An interior designer based in Vancouver has launched BC’s first-ever female-led construction company in an effort to build a foundation for more women in trades.
Belle Construction will create opportunities for women to get into trades through mentorship and internship opportunities, and employment across the country.
Right now, the company specializes in projects under the $200,000 mark, including kitchens, bathrooms, and small renovations in the Lower Mainland and Tri Cities. The firm was launched, appropriately, on International Women’s Day last month.
That same day, the province and the BC Construction Association announced they are working together to bring more women into trades as well by launching the Builders Code, a program designed to address a skilled labour shortage by reducing bullying, harassment, discrimination and hazing on worksites — broadening the definition of construction safety beyond just physical hazards.
According to the BCCA, tradeswomen make up only 4.7 per cent of the skilled workforce — the goal is to bump that number up to 10 per cent by 2028.
In a phone interview with Daily Hive Vancouver, Belle Construction Founder Kendall Ansell said she launched the company after owning her interior design business for about nine years, taking on an average of 200 projects a year, and noticing a lack of women in trades along the way.
“This has been a predominately male-dominated industry for so long and it really does not need to be anymore, and I really want people to know that you don’t have to be a man to sign up for an electrical class and there are such great jobs and opportunities for women — that we need more of them,” Ansell said.
While creating opportunities for women in trade is a priority for Belle Construction, so is making female clients feel comfortable, according to Ansell.
Ansell said a consideration designers take is matching the right contractor with the right client. For example, some female clients have expressed feeling more at ease with a female contractor in their home: “Moms who are breastfeeding are able to breastfeed their children while someone is working in their home.”
Ansell said the reaction to promoting women in trades has been positive.
“People are like ‘oh great, you know, that sounds great and you know, I know someone or I know this person or that person,’ so the response has been really great.”
Belle Construction client, Janine Labonte, said she loves the idea of women employing women, “so anything we can do to help empower those ideas, it’s just like ‘here — take my money!'”
Labonte said she appreciates what the company is doing because growing up she wanted to be an electrician, and works in an office today.
“I also have an 11-year old daughter.

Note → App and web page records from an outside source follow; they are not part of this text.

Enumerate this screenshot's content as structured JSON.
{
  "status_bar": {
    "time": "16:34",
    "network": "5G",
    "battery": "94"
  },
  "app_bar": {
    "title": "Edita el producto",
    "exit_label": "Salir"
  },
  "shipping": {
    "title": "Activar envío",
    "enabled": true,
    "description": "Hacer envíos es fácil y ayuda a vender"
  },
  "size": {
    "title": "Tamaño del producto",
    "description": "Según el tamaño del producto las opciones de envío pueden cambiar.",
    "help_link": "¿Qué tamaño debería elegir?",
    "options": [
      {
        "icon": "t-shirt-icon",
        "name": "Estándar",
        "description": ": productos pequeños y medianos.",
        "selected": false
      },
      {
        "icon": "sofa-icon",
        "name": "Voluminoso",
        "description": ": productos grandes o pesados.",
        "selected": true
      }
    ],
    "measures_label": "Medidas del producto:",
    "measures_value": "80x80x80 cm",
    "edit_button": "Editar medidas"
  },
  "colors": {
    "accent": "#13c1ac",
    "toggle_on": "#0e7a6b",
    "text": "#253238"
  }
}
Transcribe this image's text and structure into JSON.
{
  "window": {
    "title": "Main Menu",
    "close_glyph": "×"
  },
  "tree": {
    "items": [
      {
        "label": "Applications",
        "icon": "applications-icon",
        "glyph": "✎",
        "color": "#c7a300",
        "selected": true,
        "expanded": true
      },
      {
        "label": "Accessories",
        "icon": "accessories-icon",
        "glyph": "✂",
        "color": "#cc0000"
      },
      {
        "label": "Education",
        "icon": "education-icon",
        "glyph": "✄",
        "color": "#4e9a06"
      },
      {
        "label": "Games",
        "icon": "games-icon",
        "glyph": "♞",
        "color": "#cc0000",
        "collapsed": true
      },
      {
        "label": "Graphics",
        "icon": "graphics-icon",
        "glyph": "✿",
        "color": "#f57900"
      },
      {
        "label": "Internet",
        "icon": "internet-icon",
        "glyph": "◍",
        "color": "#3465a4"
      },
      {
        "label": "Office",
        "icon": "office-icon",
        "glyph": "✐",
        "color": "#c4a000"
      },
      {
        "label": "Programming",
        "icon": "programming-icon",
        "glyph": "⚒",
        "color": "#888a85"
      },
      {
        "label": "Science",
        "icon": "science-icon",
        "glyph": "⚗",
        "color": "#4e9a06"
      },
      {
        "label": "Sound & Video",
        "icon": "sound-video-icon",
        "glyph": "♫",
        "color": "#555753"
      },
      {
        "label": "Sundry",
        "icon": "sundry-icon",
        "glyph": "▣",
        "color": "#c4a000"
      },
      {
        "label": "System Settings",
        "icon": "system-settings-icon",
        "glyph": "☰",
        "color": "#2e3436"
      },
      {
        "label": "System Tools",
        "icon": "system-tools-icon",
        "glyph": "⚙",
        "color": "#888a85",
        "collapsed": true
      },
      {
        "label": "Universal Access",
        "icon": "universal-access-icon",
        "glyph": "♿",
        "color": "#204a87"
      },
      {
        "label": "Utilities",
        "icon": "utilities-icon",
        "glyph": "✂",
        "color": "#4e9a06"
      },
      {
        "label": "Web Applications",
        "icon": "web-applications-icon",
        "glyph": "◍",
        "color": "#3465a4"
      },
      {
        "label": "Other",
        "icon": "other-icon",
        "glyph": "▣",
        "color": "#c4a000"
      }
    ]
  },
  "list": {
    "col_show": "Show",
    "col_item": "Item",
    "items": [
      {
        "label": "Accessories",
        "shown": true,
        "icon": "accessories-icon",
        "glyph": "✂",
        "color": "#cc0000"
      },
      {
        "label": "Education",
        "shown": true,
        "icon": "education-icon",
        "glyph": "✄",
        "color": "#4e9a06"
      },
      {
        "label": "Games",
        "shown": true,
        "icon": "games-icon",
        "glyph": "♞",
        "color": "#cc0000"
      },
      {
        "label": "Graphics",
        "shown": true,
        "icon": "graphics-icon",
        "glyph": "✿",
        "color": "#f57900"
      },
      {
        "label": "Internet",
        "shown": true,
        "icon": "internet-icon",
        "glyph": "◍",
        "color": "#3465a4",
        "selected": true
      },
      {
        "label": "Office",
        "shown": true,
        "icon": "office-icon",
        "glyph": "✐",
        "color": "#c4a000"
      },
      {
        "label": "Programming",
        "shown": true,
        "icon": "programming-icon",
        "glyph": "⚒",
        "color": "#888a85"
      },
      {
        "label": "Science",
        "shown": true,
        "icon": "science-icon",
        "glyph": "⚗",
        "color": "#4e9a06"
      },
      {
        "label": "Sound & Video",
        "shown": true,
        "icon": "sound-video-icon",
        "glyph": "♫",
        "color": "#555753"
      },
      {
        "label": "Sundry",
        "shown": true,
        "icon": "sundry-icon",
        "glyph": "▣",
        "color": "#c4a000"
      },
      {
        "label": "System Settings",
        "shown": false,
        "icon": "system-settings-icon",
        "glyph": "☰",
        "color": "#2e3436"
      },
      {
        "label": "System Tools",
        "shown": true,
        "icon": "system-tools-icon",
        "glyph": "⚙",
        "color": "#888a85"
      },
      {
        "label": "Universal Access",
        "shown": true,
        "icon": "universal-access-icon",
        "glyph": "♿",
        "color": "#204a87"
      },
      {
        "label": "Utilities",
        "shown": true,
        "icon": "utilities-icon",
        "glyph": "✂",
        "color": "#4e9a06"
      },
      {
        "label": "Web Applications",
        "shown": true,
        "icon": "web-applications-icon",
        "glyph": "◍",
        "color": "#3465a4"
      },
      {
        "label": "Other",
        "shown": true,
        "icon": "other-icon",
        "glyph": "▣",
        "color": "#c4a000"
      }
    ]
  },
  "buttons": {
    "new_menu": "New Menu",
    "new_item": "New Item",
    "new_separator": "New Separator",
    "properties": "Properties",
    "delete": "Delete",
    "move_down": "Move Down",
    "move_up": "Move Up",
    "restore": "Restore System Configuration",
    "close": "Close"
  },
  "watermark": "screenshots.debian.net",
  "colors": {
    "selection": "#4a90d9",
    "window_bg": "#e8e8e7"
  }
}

I don’t want her to be growing up in a world where she’s told that she can’t do it because only men can operate drills,” she says.
So when Labonte needed home renovations, it was a no brainer to hire Belle.
Labonte said working with an all-women crew made her feel more comfortable in the decision-making process because the contractors were very honest with what she should expect in helping her decide between what she wanted to get done versus what actually needed to be done. “Everything was clearly laid out and also… there was no pressure for us to do more, they talked us down to what we actually needed.”
Ansell is now taking her efforts farther to get more women into trades by preparing to launch a self-funded scholarship to support the education and professional development of tradeswomen, to ensure they are supported financially to graduate and begin their careers.